AREAS OF PRACTICE
DISSOLUTION OF MARRIAGE
Commonly known as “divorce”. To divorce in Florida, you need to have a valid marriage, have been a resident of the State for at least 6 months prior to filing for divorce, and acknowledge at a final hearing (when you go in front of a judge to get divorced) that your marriage is irretrievably broken (no amount of counseling can fix your marriage).
A non-adversarial alternative to traditional litigation that requires a commitment to stay out of court.
In Florida, we no longer use the terms “custody” or “primary/second residential parent”. We simply utilize a parenting plan. The primary components of the parenting plan include parental responsibility (decision-making) and timesharing. Florida Statute 61.13 details the factors the Court will consider when establishing a parenting plan.
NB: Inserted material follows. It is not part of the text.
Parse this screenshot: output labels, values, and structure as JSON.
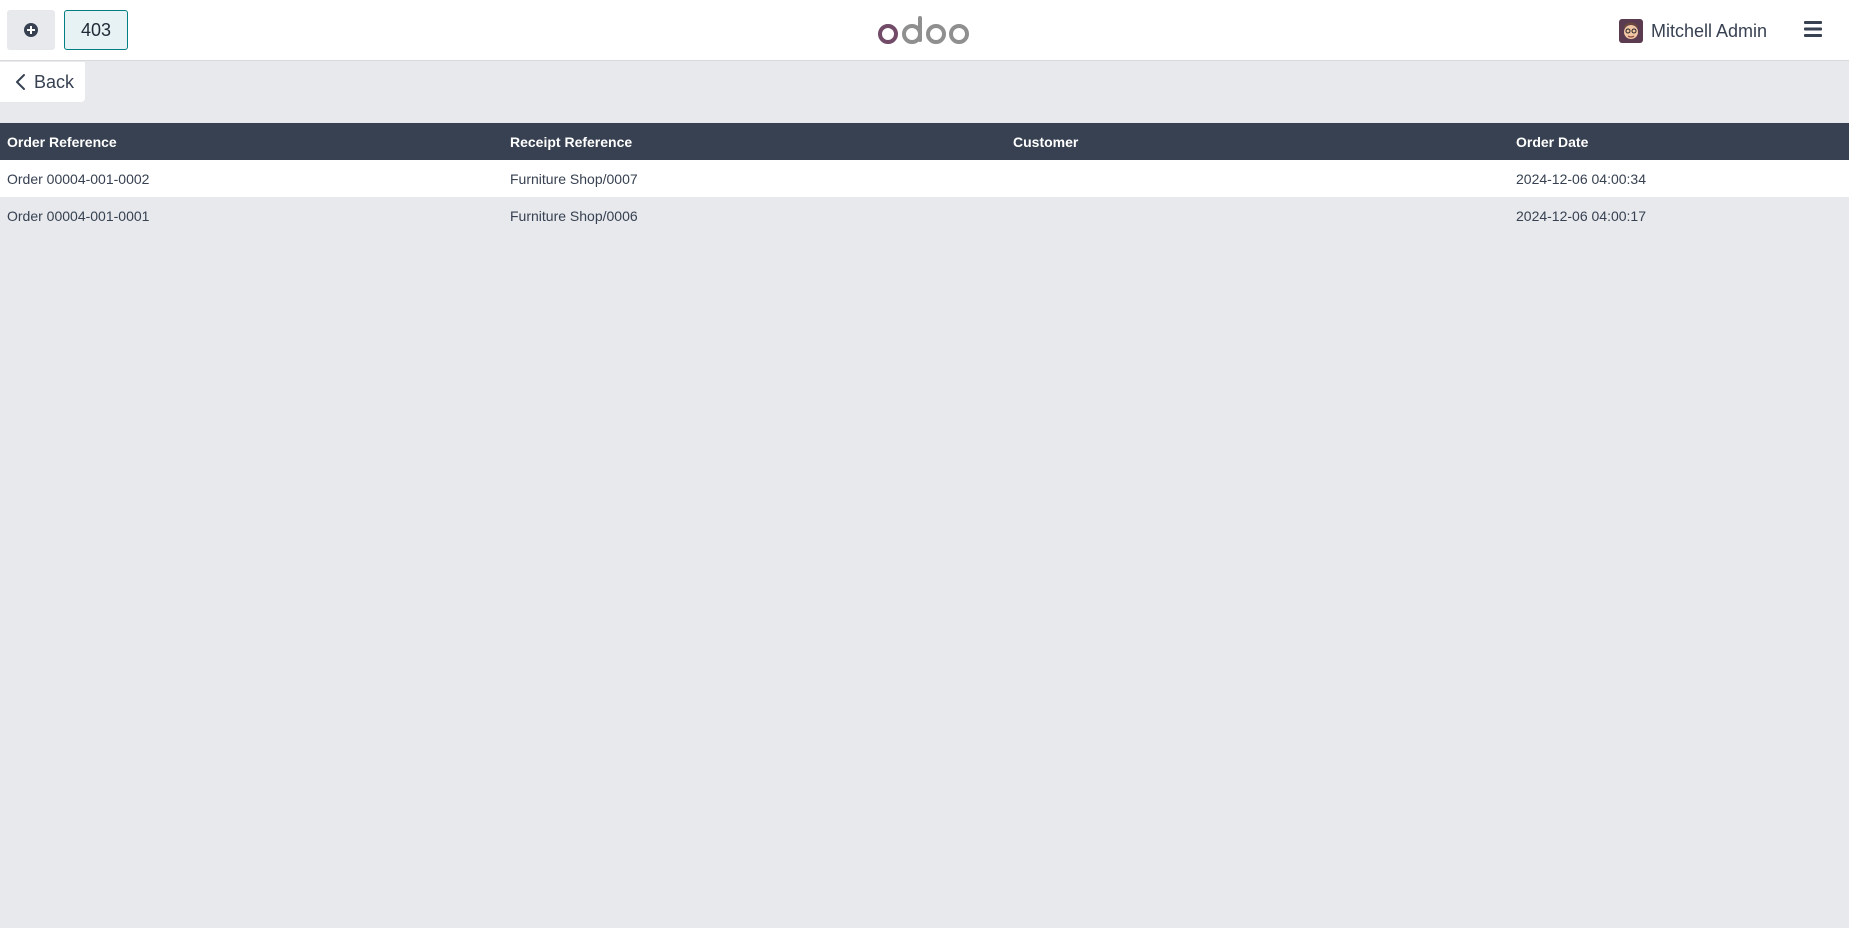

In some cases, supervised and/or safety-focused parenting plans are needed.
ALIMONY OR SPOUSAL SUPPORT
The most common questions surrounding alimony include, “Do I have to pay it?” “Am I entitled to receive it?” “How much?” “And for how long?” Florida Statute 61.08 sets forth the analysis the Court will complete when determining entitlement, duration and the types of alimony available.
Florida Statute 61.30 details the child support calculation. Just a few of the important considerations in calculation of child support include sources of income, the cost of health insurance, day care, and the number of overnights enjoyed by the non-majority timesharing parent.
MODIFICATION OF ALIMONY OR CHILD SUPPORT
Upon satisfying particular requirements, parties may modify their alimony or child support upward or downward.
MODIFICATION OF TIMESHARING OR PARENTAL RESPONSIBILITY
Upon satisfying particular requirements, parties may modify their timesharing or parental responsibility (decision-making).
Florida Statute 61.13001 sets forth the factors the court will consider if a party is seeking to move more than 50 miles from their current residence with a minor child or children.
An action may be brought by either parent to establish child support and a parenting plan for a child or children born out of wedlock.
Based upon Florida Statute 68.07, it is possible to obtain a name change, e.g., having a maiden name restored after a divorce has been entered.
SUPPORT UNCONNECTED WITH DISSOLUTION OF MARRIAGE
Based upon Florida Statute 61.09, it is possible to receive support from your spouse while remaining married.